EXERCISE BRIEF:
Look at every line of the material and count the ones holding the word "text". The answer is the number only.

+++ SOURCE MATERIAL +++

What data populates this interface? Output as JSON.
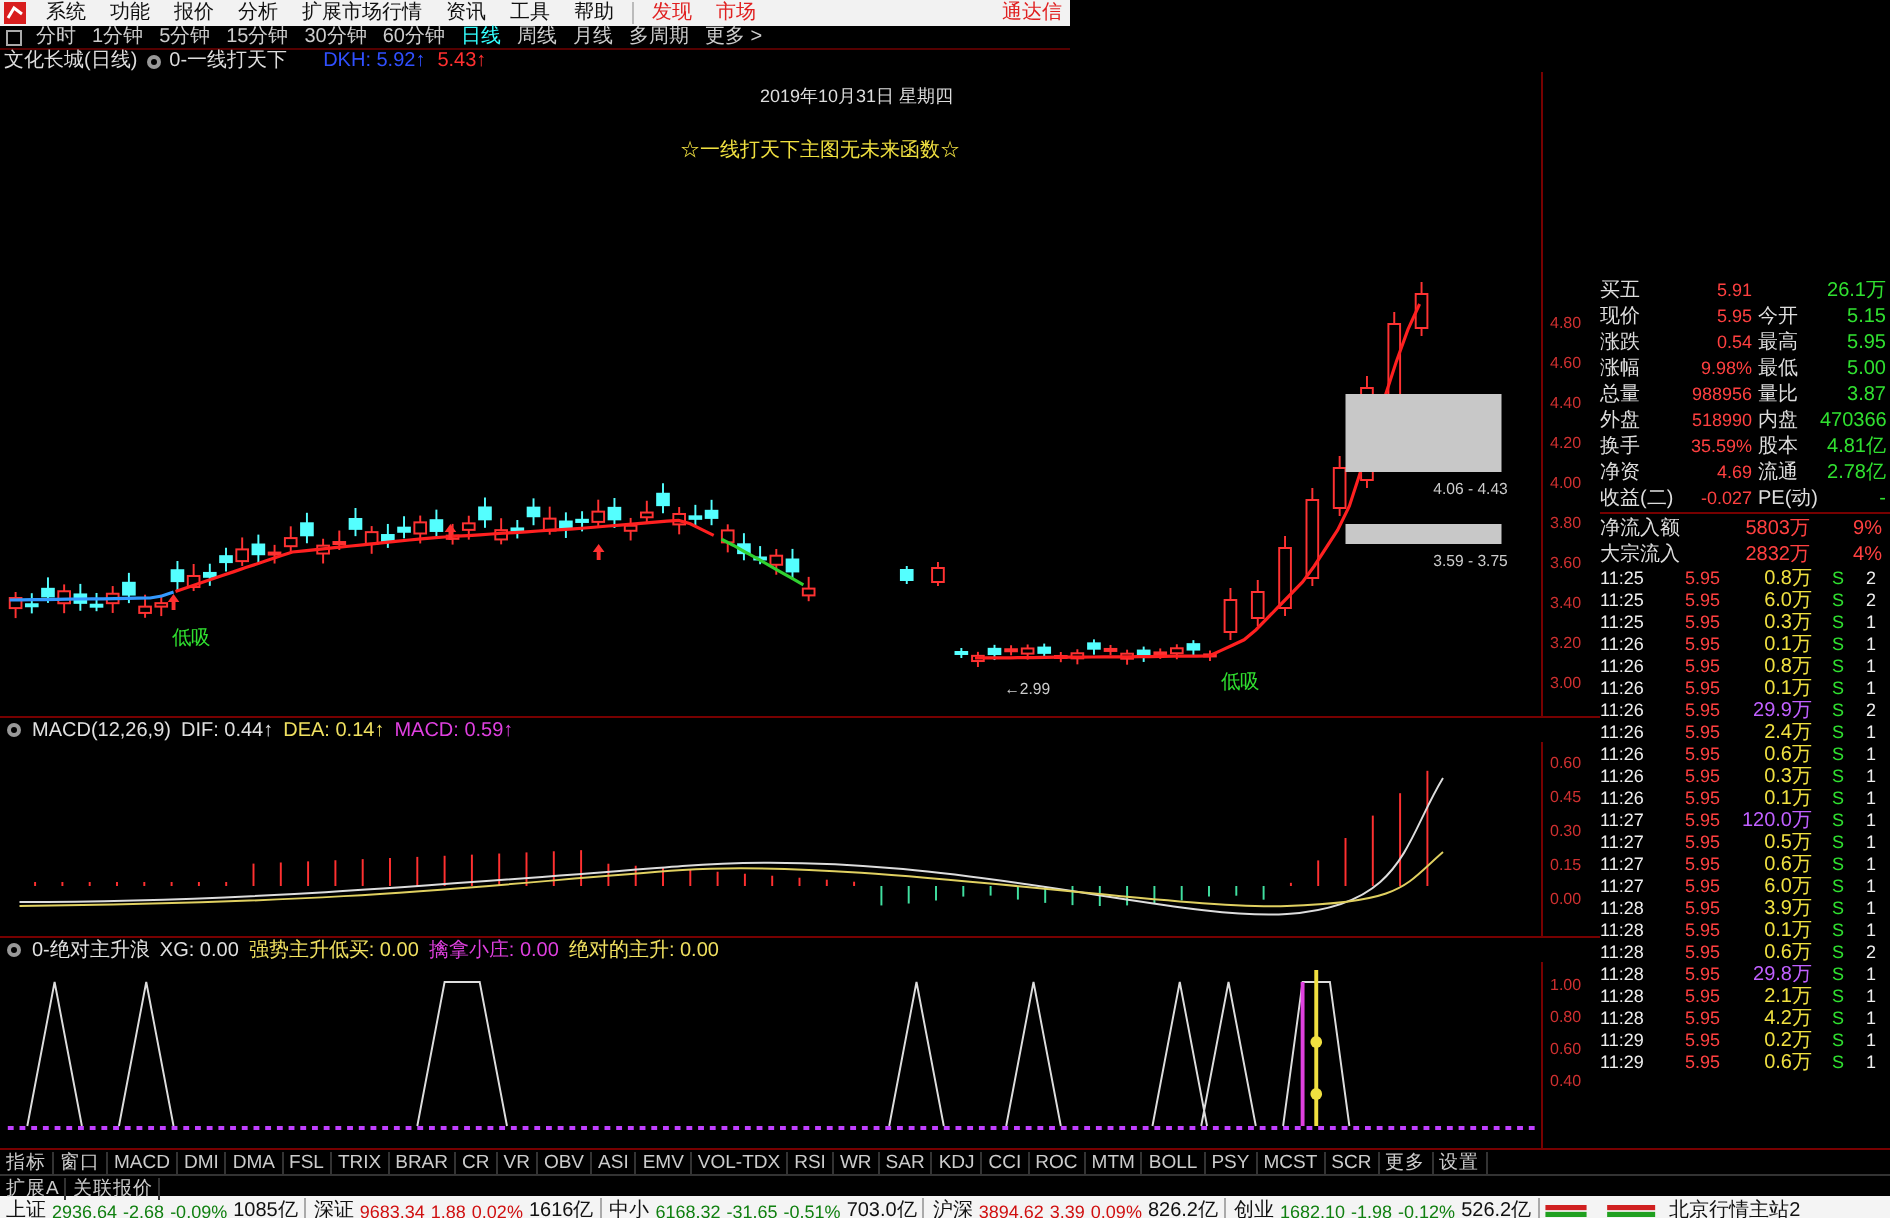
{
  "menubar": {
    "items": [
      {
        "label": "系统",
        "kind": "normal"
      },
      {
        "label": "功能",
        "kind": "normal"
      },
      {
        "label": "报价",
        "kind": "normal"
      },
      {
        "label": "分析",
        "kind": "normal"
      },
      {
        "label": "扩展市场行情",
        "kind": "normal"
      },
      {
        "label": "资讯",
        "kind": "normal"
      },
      {
        "label": "工具",
        "kind": "normal"
      },
      {
        "label": "帮助",
        "kind": "normal"
      },
      {
        "label": "发现",
        "kind": "highlight"
      },
      {
        "label": "市场",
        "kind": "highlight"
      }
    ],
    "right_label": "通达信"
  },
  "periods": [
    {
      "label": "分时",
      "selected": false
    },
    {
      "label": "1分钟",
      "selected": false
    },
    {
      "label": "5分钟",
      "selected": false
    },
    {
      "label": "15分钟",
      "selected": false
    },
    {
      "label": "30分钟",
      "selected": false
    },
    {
      "label": "60分钟",
      "selected": false
    },
    {
      "label": "日线",
      "selected": true
    },
    {
      "label": "周线",
      "selected": false
    },
    {
      "label": "月线",
      "selected": false
    },
    {
      "label": "多周期",
      "selected": false
    },
    {
      "label": "更多 >",
      "selected": false
    }
  ],
  "chart_title": {
    "stock": "文化长城(日线)",
    "indicator": "0-一线打天下",
    "values": [
      {
        "text": "DKH: 5.92↑",
        "color": "#3050ff"
      },
      {
        "text": "5.43↑",
        "color": "#ff3030"
      }
    ]
  },
  "main_chart": {
    "date": "2019年10月31日 星期四",
    "banner": "☆一线打天下主图无未来函数☆",
    "zones": [
      "4.06 - 4.43",
      "3.59 - 3.75"
    ],
    "low_marker": "←2.99",
    "signals": [
      "低吸",
      "低吸"
    ],
    "y_axis_labels": [
      "4.80",
      "4.60",
      "4.40",
      "4.20",
      "4.00",
      "3.80",
      "3.60",
      "3.40",
      "3.20",
      "3.00"
    ]
  },
  "macd": {
    "items": [
      {
        "text": "MACD(12,26,9)",
        "color": "#e0e0e0"
      },
      {
        "text": "DIF: 0.44↑",
        "color": "#e0e0e0"
      },
      {
        "text": "DEA: 0.14↑",
        "color": "#f0e060"
      },
      {
        "text": "MACD: 0.59↑",
        "color": "#e040e0"
      }
    ],
    "y_axis_labels": [
      "0.60",
      "0.45",
      "0.30",
      "0.15",
      "0.00"
    ]
  },
  "indicator": {
    "items": [
      {
        "text": "0-绝对主升浪",
        "color": "#e0e0e0"
      },
      {
        "text": "XG: 0.00",
        "color": "#e0e0e0"
      },
      {
        "text": "强势主升低买: 0.00",
        "color": "#f0e060"
      },
      {
        "text": "擒拿小庄: 0.00",
        "color": "#e040e0"
      },
      {
        "text": "绝对的主升: 0.00",
        "color": "#f0e060"
      }
    ],
    "y_axis_labels": [
      "1.00",
      "0.80",
      "0.60",
      "0.40"
    ]
  },
  "quote": {
    "summary": [
      {
        "label": "买五",
        "value": "5.91",
        "value2": "26.1万"
      },
      {
        "label": "现价",
        "value": "5.95",
        "label2": "今开",
        "value2": "5.15"
      },
      {
        "label": "涨跌",
        "value": "0.54",
        "label2": "最高",
        "value2": "5.95"
      },
      {
        "label": "涨幅",
        "value": "9.98%",
        "label2": "最低",
        "value2": "5.00"
      },
      {
        "label": "总量",
        "value": "988956",
        "label2": "量比",
        "value2": "3.87"
      },
      {
        "label": "外盘",
        "value": "518990",
        "label2": "内盘",
        "value2": "470366"
      },
      {
        "label": "换手",
        "value": "35.59%",
        "label2": "股本",
        "value2": "4.81亿"
      },
      {
        "label": "净资",
        "value": "4.69",
        "label2": "流通",
        "value2": "2.78亿"
      },
      {
        "label": "收益(二)",
        "value": "-0.027",
        "label2": "PE(动)",
        "value2": "-"
      }
    ],
    "flows": [
      {
        "label": "净流入额",
        "value": "5803万",
        "share": "9%"
      },
      {
        "label": "大宗流入",
        "value": "2832万",
        "share": "4%"
      }
    ],
    "ticks": [
      {
        "time": "11:25",
        "price": "5.95",
        "volume": "0.8万",
        "side": "S",
        "count": "2",
        "kind": "normal"
      },
      {
        "time": "11:25",
        "price": "5.95",
        "volume": "6.0万",
        "side": "S",
        "count": "2",
        "kind": "normal"
      },
      {
        "time": "11:25",
        "price": "5.95",
        "volume": "0.3万",
        "side": "S",
        "count": "1",
        "kind": "normal"
      },
      {
        "time": "11:26",
        "price": "5.95",
        "volume": "0.1万",
        "side": "S",
        "count": "1",
        "kind": "normal"
      },
      {
        "time": "11:26",
        "price": "5.95",
        "volume": "0.8万",
        "side": "S",
        "count": "1",
        "kind": "normal"
      },
      {
        "time": "11:26",
        "price": "5.95",
        "volume": "0.1万",
        "side": "S",
        "count": "1",
        "kind": "normal"
      },
      {
        "time": "11:26",
        "price": "5.95",
        "volume": "29.9万",
        "side": "S",
        "count": "2",
        "kind": "large"
      },
      {
        "time": "11:26",
        "price": "5.95",
        "volume": "2.4万",
        "side": "S",
        "count": "1",
        "kind": "normal"
      },
      {
        "time": "11:26",
        "price": "5.95",
        "volume": "0.6万",
        "side": "S",
        "count": "1",
        "kind": "normal"
      },
      {
        "time": "11:26",
        "price": "5.95",
        "volume": "0.3万",
        "side": "S",
        "count": "1",
        "kind": "normal"
      },
      {
        "time": "11:26",
        "price": "5.95",
        "volume": "0.1万",
        "side": "S",
        "count": "1",
        "kind": "normal"
      },
      {
        "time": "11:27",
        "price": "5.95",
        "volume": "120.0万",
        "side": "S",
        "count": "1",
        "kind": "large"
      },
      {
        "time": "11:27",
        "price": "5.95",
        "volume": "0.5万",
        "side": "S",
        "count": "1",
        "kind": "normal"
      },
      {
        "time": "11:27",
        "price": "5.95",
        "volume": "0.6万",
        "side": "S",
        "count": "1",
        "kind": "normal"
      },
      {
        "time": "11:27",
        "price": "5.95",
        "volume": "6.0万",
        "side": "S",
        "count": "1",
        "kind": "normal"
      },
      {
        "time": "11:28",
        "price": "5.95",
        "volume": "3.9万",
        "side": "S",
        "count": "1",
        "kind": "normal"
      },
      {
        "time": "11:28",
        "price": "5.95",
        "volume": "0.1万",
        "side": "S",
        "count": "1",
        "kind": "normal"
      },
      {
        "time": "11:28",
        "price": "5.95",
        "volume": "0.6万",
        "side": "S",
        "count": "2",
        "kind": "normal"
      },
      {
        "time": "11:28",
        "price": "5.95",
        "volume": "29.8万",
        "side": "S",
        "count": "1",
        "kind": "large"
      },
      {
        "time": "11:28",
        "price": "5.95",
        "volume": "2.1万",
        "side": "S",
        "count": "1",
        "kind": "normal"
      },
      {
        "time": "11:28",
        "price": "5.95",
        "volume": "4.2万",
        "side": "S",
        "count": "1",
        "kind": "normal"
      },
      {
        "time": "11:29",
        "price": "5.95",
        "volume": "0.2万",
        "side": "S",
        "count": "1",
        "kind": "normal"
      },
      {
        "time": "11:29",
        "price": "5.95",
        "volume": "0.6万",
        "side": "S",
        "count": "1",
        "kind": "normal"
      }
    ]
  },
  "indicator_tabs": [
    "指标",
    "窗口",
    "MACD",
    "DMI",
    "DMA",
    "FSL",
    "TRIX",
    "BRAR",
    "CR",
    "VR",
    "OBV",
    "ASI",
    "EMV",
    "VOL-TDX",
    "RSI",
    "WR",
    "SAR",
    "KDJ",
    "CCI",
    "ROC",
    "MTM",
    "BOLL",
    "PSY",
    "MCST",
    "SCR",
    "更多",
    "设置"
  ],
  "sub_tabs": [
    "扩展A",
    "关联报价"
  ],
  "status_bar": {
    "indices": [
      {
        "name": "上证",
        "value": "2936.64",
        "change": "-2.68",
        "percent": "-0.09%",
        "amount": "1085亿",
        "color": "#108010"
      },
      {
        "name": "深证",
        "value": "9683.34",
        "change": "1.88",
        "percent": "0.02%",
        "amount": "1616亿",
        "color": "#d01010"
      },
      {
        "name": "中小",
        "value": "6168.32",
        "change": "-31.65",
        "percent": "-0.51%",
        "amount": "703.0亿",
        "color": "#108010"
      },
      {
        "name": "沪深",
        "value": "3894.62",
        "change": "3.39",
        "percent": "0.09%",
        "amount": "826.2亿",
        "color": "#d01010"
      },
      {
        "name": "创业",
        "value": "1682.10",
        "change": "-1.98",
        "percent": "-0.12%",
        "amount": "526.2亿",
        "color": "#108010"
      }
    ],
    "server": "北京行情主站2"
  }
}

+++

THE ANSWER:
11